▶ [Task data]
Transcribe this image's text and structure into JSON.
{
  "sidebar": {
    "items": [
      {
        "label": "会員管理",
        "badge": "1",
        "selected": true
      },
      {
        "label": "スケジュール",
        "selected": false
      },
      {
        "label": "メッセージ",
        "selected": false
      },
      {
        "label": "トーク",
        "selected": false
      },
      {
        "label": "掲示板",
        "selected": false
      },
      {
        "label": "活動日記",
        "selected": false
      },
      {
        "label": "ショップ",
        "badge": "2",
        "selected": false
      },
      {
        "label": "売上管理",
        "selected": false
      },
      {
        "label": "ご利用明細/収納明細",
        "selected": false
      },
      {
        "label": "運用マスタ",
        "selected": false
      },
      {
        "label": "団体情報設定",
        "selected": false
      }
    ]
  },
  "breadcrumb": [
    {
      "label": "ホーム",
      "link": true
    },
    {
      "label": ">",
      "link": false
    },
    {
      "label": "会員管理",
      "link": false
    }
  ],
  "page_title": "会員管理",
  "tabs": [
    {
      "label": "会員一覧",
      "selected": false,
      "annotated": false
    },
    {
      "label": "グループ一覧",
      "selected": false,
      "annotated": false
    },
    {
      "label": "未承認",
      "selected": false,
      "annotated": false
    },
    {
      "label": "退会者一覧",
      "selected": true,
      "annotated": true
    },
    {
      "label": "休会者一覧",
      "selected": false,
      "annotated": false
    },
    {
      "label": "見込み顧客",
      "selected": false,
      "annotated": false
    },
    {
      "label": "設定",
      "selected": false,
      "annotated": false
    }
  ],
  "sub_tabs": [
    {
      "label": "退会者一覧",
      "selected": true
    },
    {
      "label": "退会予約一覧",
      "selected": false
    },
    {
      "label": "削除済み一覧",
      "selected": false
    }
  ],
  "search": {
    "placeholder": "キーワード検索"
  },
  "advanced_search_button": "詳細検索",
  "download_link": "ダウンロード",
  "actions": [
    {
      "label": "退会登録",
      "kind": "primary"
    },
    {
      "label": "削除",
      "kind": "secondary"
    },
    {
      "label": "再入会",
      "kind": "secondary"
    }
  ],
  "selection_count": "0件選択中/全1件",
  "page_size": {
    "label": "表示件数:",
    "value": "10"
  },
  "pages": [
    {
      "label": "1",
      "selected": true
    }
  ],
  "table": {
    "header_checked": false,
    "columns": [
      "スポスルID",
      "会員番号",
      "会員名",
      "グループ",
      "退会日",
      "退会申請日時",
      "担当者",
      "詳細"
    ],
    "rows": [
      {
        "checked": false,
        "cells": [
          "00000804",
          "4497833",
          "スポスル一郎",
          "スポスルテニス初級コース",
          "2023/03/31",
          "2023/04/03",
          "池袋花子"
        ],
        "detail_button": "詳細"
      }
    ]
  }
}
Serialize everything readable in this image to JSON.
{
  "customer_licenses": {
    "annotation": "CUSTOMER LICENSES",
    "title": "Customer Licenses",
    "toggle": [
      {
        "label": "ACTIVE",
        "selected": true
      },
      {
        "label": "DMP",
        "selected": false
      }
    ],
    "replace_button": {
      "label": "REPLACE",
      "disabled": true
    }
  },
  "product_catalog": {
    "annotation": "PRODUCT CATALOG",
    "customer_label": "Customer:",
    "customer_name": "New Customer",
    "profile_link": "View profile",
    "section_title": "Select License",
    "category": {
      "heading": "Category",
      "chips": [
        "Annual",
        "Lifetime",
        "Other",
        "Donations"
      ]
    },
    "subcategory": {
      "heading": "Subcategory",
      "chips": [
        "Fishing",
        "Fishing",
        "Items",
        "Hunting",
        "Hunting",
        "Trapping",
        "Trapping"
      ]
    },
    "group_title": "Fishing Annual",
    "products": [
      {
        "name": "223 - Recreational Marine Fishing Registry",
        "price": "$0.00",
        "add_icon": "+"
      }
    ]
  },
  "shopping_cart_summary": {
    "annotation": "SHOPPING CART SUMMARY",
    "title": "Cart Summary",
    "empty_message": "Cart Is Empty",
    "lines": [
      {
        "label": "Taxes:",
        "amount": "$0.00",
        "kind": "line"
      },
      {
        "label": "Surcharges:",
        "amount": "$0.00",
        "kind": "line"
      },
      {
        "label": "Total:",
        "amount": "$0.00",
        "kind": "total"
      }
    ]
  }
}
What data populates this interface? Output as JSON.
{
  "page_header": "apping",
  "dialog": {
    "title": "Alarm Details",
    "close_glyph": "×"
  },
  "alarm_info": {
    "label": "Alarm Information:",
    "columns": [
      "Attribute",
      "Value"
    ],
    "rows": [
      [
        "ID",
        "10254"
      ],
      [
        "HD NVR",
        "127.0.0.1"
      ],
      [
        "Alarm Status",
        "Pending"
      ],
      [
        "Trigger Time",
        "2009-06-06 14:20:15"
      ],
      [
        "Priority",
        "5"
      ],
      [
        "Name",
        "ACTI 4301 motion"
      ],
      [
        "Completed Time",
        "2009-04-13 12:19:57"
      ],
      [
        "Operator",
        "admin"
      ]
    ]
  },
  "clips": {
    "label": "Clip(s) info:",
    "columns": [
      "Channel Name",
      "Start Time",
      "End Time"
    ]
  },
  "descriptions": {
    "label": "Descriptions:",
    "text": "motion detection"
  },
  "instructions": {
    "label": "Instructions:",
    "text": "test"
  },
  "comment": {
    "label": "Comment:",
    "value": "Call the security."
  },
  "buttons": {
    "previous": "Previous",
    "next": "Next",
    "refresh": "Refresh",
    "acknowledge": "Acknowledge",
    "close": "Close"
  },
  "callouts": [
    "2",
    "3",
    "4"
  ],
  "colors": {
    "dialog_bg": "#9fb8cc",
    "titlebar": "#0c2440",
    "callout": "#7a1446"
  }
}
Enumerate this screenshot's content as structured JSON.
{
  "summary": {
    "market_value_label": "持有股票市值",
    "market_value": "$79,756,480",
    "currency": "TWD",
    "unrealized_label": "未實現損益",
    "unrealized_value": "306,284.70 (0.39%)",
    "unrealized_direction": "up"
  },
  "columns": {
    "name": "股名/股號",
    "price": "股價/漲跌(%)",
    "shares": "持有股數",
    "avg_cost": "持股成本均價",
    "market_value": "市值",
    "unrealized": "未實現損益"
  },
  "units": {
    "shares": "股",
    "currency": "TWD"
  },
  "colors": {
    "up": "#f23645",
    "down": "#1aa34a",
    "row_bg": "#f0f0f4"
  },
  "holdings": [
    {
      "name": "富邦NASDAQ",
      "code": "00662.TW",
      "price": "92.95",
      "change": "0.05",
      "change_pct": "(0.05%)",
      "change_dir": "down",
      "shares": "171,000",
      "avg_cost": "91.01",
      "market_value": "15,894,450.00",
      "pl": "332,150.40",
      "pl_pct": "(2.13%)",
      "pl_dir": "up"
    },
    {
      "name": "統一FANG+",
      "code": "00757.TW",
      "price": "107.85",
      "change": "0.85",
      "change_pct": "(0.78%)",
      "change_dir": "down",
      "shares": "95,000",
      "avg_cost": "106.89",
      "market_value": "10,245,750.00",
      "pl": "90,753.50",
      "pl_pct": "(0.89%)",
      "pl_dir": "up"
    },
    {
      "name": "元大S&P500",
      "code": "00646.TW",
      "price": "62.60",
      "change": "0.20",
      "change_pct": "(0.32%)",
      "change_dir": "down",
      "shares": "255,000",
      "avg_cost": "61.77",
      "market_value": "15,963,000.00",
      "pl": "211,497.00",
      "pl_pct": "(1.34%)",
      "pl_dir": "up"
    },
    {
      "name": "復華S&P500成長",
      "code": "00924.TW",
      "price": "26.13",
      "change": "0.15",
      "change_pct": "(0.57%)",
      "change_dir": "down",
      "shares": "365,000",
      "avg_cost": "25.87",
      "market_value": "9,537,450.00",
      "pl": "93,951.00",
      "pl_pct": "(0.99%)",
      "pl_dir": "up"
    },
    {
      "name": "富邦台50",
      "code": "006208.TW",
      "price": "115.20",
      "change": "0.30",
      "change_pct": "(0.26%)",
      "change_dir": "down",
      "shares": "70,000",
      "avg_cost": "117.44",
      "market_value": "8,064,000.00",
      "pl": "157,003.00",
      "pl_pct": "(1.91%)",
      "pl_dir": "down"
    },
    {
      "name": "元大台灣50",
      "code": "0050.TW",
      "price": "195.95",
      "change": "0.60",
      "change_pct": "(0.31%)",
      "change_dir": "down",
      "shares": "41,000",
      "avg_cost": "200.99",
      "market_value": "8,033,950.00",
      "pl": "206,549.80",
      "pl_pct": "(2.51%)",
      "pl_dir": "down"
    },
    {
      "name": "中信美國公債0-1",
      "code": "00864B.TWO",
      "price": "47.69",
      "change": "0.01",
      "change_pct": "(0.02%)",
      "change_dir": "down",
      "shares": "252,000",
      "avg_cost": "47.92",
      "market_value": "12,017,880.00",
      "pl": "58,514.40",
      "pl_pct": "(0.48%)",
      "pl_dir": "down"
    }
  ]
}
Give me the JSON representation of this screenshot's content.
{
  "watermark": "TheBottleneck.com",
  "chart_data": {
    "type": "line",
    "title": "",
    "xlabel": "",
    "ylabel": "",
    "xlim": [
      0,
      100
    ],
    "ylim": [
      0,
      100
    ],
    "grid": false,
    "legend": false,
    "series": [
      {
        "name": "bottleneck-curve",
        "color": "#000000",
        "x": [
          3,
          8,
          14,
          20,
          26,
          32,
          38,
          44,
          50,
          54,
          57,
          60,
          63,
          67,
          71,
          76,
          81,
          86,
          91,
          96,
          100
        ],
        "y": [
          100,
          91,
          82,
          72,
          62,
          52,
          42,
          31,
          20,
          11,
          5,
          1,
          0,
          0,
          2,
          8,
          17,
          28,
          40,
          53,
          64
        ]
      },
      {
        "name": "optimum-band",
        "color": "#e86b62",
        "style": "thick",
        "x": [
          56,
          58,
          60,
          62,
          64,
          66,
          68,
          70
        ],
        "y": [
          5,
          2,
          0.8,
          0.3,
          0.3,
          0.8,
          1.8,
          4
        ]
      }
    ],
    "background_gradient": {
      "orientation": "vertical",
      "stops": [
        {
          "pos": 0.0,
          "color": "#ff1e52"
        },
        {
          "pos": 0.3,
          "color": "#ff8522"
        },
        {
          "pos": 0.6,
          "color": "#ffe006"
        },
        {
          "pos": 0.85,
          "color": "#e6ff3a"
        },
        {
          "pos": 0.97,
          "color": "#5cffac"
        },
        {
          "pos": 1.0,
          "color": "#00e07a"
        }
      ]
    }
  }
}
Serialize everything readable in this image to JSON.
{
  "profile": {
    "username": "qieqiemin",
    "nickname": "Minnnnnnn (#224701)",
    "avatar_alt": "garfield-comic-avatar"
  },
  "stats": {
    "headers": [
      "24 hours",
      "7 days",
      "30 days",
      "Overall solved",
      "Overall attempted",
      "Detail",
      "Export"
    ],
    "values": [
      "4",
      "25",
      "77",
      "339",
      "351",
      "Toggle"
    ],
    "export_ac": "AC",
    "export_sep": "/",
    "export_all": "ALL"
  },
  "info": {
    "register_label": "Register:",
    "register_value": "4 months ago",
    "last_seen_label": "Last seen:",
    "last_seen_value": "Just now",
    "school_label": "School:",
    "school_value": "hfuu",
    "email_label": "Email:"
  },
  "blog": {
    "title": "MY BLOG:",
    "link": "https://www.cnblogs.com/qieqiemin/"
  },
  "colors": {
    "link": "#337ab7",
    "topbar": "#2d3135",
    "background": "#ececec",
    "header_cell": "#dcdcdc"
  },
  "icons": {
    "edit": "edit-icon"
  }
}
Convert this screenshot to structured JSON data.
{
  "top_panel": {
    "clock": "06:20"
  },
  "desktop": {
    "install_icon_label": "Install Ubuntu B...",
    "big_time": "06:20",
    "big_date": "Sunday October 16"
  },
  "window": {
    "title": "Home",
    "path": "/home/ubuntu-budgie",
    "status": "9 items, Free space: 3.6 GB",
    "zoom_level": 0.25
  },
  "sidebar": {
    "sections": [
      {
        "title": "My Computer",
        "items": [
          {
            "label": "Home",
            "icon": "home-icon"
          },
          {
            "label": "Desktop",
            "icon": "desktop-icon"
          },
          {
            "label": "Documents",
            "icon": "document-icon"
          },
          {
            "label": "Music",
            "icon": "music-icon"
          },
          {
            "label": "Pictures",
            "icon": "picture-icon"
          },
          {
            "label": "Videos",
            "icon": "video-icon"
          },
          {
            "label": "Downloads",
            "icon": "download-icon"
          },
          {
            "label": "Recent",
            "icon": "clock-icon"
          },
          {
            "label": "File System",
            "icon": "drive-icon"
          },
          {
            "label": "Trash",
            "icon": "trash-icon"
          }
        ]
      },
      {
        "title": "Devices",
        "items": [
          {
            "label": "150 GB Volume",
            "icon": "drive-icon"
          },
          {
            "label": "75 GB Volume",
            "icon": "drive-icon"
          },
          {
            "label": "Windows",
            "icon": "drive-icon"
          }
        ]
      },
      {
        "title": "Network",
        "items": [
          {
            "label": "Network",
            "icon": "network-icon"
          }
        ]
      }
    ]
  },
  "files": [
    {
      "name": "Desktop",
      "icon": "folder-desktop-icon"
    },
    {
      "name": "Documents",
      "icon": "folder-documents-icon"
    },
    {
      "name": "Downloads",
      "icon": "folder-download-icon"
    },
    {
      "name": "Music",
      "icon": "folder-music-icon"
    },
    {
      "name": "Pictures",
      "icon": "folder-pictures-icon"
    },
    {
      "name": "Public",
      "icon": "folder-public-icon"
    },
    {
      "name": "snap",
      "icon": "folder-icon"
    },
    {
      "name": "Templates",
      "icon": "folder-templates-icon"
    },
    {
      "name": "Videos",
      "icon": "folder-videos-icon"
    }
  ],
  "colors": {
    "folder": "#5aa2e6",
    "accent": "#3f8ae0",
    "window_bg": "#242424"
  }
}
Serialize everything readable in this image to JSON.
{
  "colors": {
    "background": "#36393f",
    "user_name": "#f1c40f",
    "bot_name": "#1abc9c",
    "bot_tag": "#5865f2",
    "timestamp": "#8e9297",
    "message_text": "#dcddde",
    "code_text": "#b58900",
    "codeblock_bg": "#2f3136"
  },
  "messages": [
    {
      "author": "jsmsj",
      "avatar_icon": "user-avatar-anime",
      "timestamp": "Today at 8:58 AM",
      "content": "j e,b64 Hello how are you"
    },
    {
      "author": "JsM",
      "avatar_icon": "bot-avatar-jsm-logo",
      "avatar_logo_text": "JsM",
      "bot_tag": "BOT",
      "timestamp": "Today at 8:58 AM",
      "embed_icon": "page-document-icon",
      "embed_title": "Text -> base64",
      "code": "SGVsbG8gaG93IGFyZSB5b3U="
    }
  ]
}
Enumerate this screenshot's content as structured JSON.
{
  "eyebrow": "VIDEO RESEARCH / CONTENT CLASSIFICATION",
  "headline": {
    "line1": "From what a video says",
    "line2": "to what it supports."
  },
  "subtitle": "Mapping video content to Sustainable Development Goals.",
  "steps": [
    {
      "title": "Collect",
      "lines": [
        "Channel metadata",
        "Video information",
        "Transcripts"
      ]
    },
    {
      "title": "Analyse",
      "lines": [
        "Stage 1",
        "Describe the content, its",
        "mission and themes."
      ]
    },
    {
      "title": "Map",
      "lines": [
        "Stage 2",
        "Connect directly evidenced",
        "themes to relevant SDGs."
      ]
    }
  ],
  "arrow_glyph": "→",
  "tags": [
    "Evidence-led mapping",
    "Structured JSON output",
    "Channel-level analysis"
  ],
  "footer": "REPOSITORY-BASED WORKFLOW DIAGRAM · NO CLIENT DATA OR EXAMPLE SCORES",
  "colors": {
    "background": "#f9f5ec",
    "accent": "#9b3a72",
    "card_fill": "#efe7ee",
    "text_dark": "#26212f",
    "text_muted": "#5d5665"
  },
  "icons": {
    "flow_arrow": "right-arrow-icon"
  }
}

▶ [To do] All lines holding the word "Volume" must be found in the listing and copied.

▶ [Task response]
            "label": "150 GB Volume",
            "label": "75 GB Volume",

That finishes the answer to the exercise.